Courtesy of WaPo:
Last month, deep in a 500-page environmental impact statement, the Trump administration made a startling assumption: On its current course, the planet will warm a disastrous seven degrees by the end of this century.
A rise of seven degrees Fahrenheit, or about four degrees Celsius, compared with pre-industrial levels would be catastrophic, according to scientists. Many coral reefs would dissolve in increasingly acidic oceans. Parts of Manhattan and Miami would be underwater without costly coastal defenses. Extreme heat waves would routinely smother large parts of the globe.
But the administration did not offer this dire forecast, premised on the idea that the world will fail to cut its greenhouse gas emissions, as part of an argument to combat climate change.
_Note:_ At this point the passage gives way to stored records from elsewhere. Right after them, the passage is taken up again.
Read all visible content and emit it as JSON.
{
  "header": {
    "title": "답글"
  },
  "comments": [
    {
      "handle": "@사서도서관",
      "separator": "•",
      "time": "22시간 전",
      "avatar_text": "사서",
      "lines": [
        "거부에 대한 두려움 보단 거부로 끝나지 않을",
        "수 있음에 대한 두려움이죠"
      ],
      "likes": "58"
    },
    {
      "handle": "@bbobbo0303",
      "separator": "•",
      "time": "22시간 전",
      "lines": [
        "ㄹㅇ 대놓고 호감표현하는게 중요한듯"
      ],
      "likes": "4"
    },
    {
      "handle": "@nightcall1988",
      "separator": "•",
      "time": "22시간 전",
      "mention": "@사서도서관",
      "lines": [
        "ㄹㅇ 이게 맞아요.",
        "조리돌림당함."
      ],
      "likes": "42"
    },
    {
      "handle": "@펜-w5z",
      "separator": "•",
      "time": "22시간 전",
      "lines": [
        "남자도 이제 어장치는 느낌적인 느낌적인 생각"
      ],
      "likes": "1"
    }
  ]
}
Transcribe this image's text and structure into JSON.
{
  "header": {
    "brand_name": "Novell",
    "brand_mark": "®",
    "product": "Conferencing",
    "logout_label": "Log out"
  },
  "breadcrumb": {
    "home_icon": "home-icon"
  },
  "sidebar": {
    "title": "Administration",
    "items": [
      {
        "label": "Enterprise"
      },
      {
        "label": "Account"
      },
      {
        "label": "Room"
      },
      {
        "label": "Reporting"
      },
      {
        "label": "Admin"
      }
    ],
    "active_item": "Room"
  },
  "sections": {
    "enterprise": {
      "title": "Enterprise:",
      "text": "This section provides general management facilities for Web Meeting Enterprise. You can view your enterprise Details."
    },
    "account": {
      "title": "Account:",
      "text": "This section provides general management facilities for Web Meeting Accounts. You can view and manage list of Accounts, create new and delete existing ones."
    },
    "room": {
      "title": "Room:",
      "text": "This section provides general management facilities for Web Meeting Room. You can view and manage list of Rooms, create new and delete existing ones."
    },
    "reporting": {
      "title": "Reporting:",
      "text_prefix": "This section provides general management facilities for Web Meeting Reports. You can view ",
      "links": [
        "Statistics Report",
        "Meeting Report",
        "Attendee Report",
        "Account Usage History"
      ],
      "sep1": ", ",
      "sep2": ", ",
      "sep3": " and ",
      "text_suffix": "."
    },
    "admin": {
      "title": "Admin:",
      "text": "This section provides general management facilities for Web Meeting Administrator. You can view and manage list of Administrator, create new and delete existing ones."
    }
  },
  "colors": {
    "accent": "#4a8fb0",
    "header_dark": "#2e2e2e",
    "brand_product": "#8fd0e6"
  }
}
Just the opposite: The analysis assumes the planet’s fate is already sealed.
The draft statement, issued by the National Highway Traffic Safety Administration (NHTSA), was written to justify President Trump’s decision to freeze federal fuel-efficiency standards for cars and light trucks built after 2020. While the proposal would increase greenhouse gas emissions, the impact statement says, that policy would add just a very small drop to a very big, hot bucket.
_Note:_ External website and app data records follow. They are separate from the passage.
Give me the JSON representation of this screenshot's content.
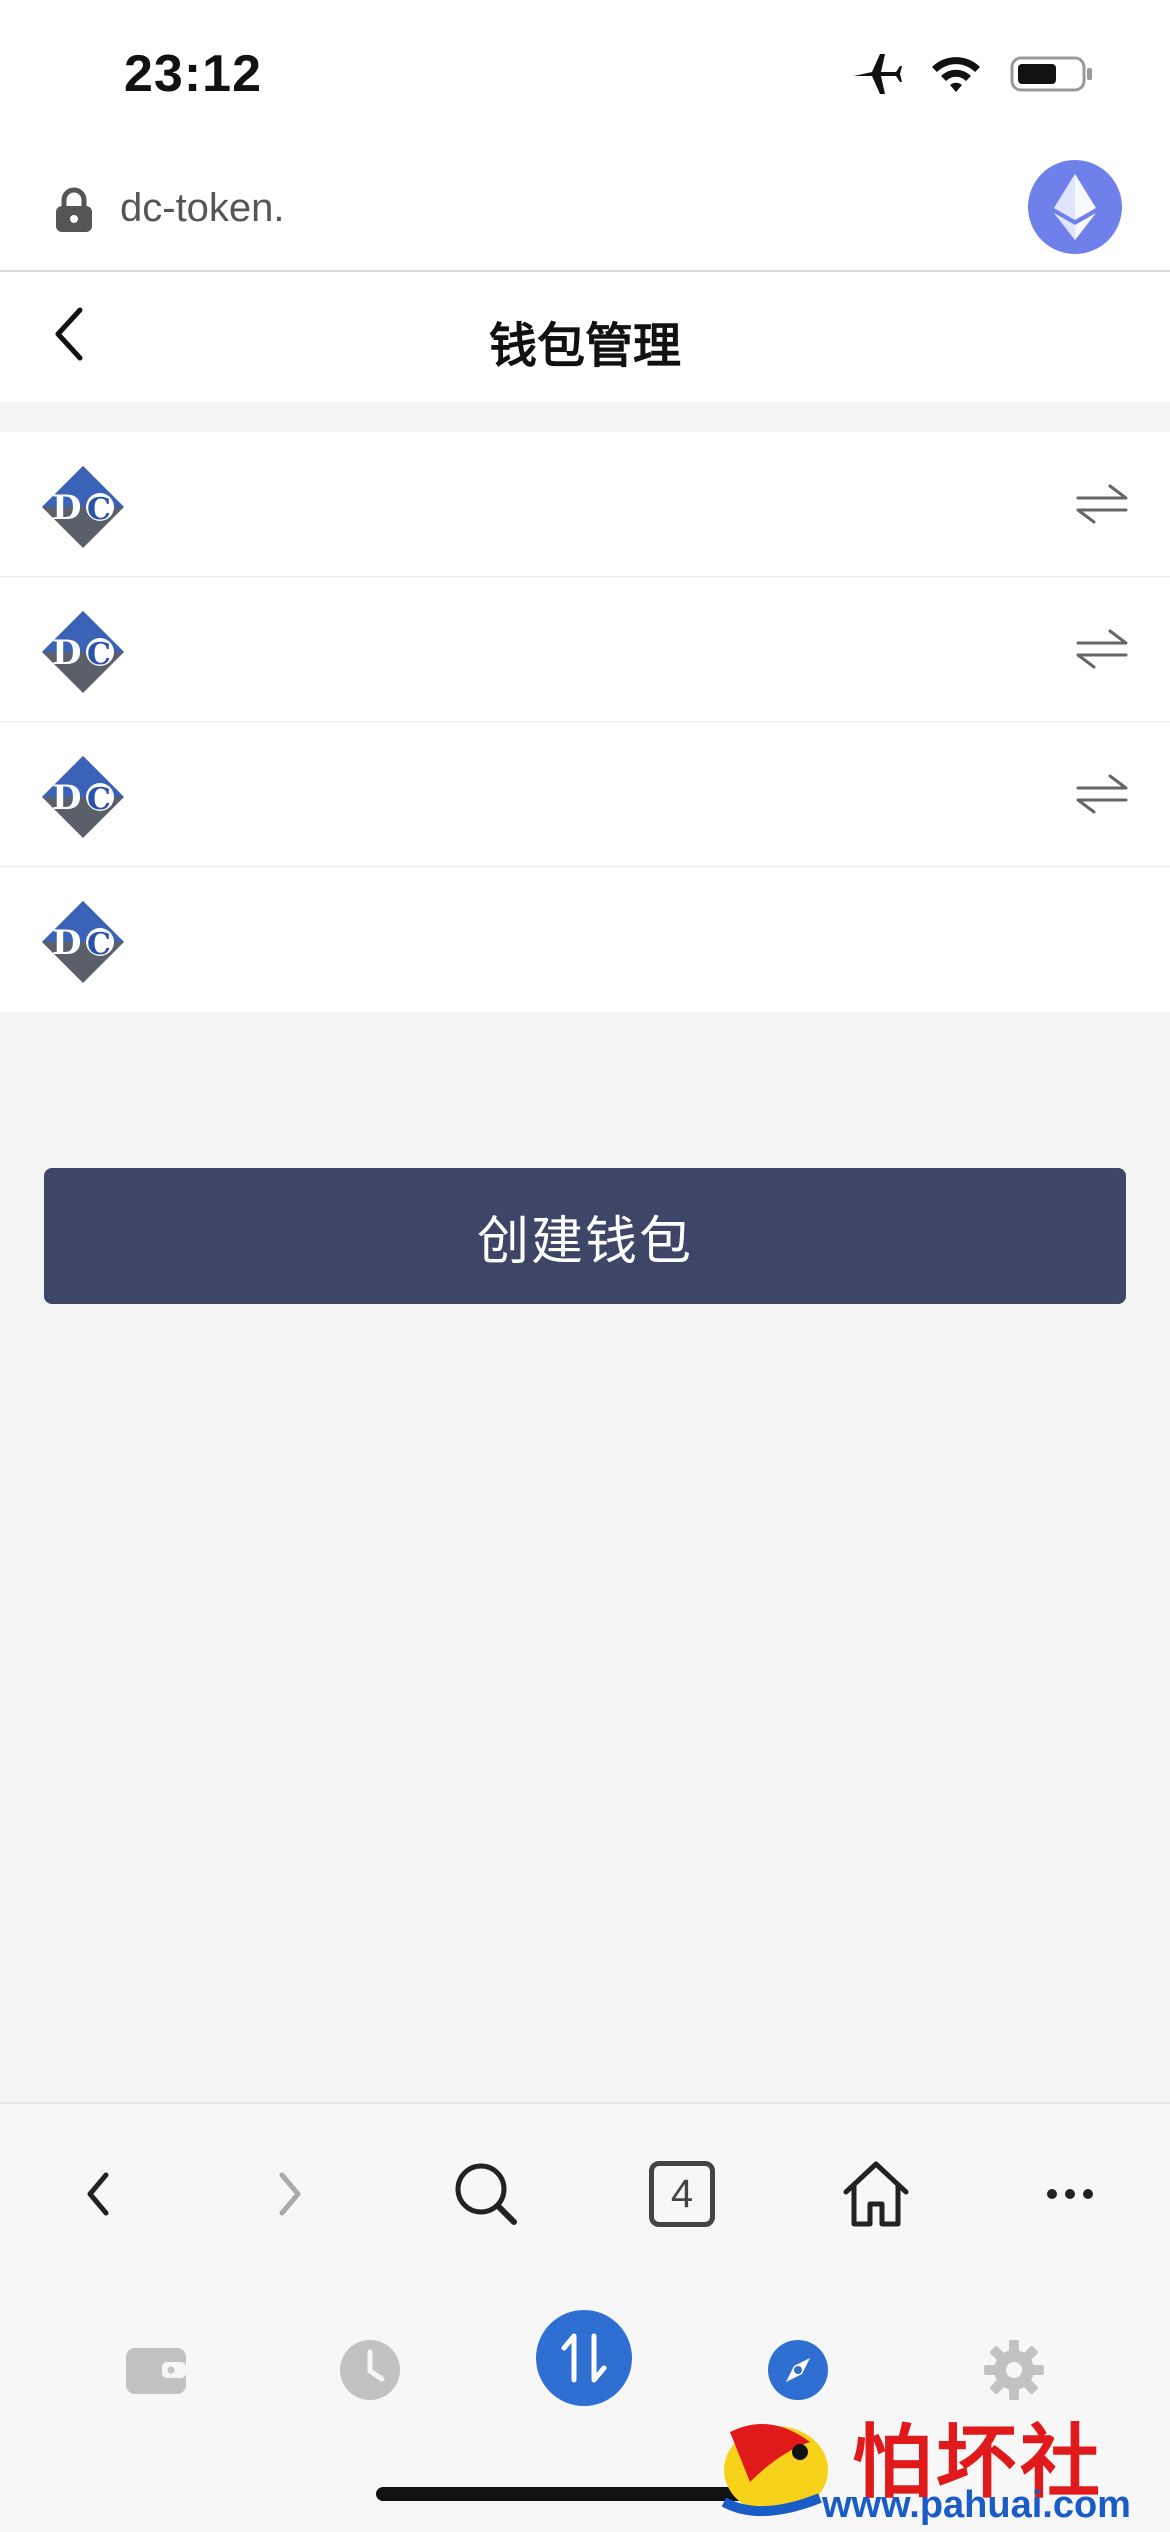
{
  "status_bar": {
    "time": "23:12"
  },
  "url_bar": {
    "url": "dc-token."
  },
  "nav": {
    "title": "钱包管理"
  },
  "wallets": [
    {
      "name": "",
      "switchable": true
    },
    {
      "name": "",
      "switchable": true
    },
    {
      "name": "",
      "switchable": true
    },
    {
      "name": "",
      "switchable": false
    }
  ],
  "actions": {
    "create_wallet": "创建钱包"
  },
  "browser_toolbar": {
    "tab_count": "4"
  },
  "watermark": {
    "text": "怕坏社区",
    "url": "www.pahuai.com"
  },
  "colors": {
    "primary_button": "#3e4668",
    "accent_blue": "#2f6fd1",
    "eth_avatar": "#6f80ea",
    "icon_gray": "#c2c2c2"
  }
}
“The amazing thing they’re saying is human activities are going to lead to this rise of carbon dioxide that is disastrous for the environment and society. And then they’re saying they’re not going to do anything about it,” said Michael MacCracken, who served as a senior scientist at the U.S. Global Change Research Program from 1993 to 2002.
It really feels that Aaron Sorkin was channeling Nostradamus when he wrote this bit for HBO’s “The Newsroom.”
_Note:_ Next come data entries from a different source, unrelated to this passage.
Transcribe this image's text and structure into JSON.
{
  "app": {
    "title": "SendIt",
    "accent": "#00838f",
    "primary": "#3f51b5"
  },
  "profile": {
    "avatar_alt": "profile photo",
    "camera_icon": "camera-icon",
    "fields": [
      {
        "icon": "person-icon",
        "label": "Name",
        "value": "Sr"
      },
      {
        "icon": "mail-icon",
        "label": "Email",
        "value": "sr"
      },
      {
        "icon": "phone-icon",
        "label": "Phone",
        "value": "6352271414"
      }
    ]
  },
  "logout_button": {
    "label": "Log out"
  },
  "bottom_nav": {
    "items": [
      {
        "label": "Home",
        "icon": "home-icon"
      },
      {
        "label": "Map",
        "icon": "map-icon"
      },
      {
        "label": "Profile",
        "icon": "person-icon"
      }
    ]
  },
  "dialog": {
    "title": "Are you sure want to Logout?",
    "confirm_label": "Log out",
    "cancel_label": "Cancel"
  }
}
Yeah, that’s terrifying.
The good news is that it is highly unlikely any of us would be alive by 2100 anyway.
The bad news is that everybody else might die by then as well.
You know the whole idea about having a government is not just to solve problems happening at this moment, but also working to prevent problems that will occur in the future.
President Obama was actually working on solutions to avoid or at least minimize this outcome, and here we have the Trump Administration throwing up their hands and saying, “Fuck it, what are ya gonna do?”
There is actually still a lot we can do.
Yes, we should have been aggressively working on this for the last fifty or sixty years, but that does not mean there are no steps that can be taken to protect us, at least somewhat, from the failings of past generations.
And that is yet another thing that we need to keep in mind when we go to the polls in November.
We need to elect politicians with hope for the future and with fact-based ideas about how to get us there in one piece.
And yes, I would suggest that every single one of those choices is going to have a “D” next to their name on the ballot.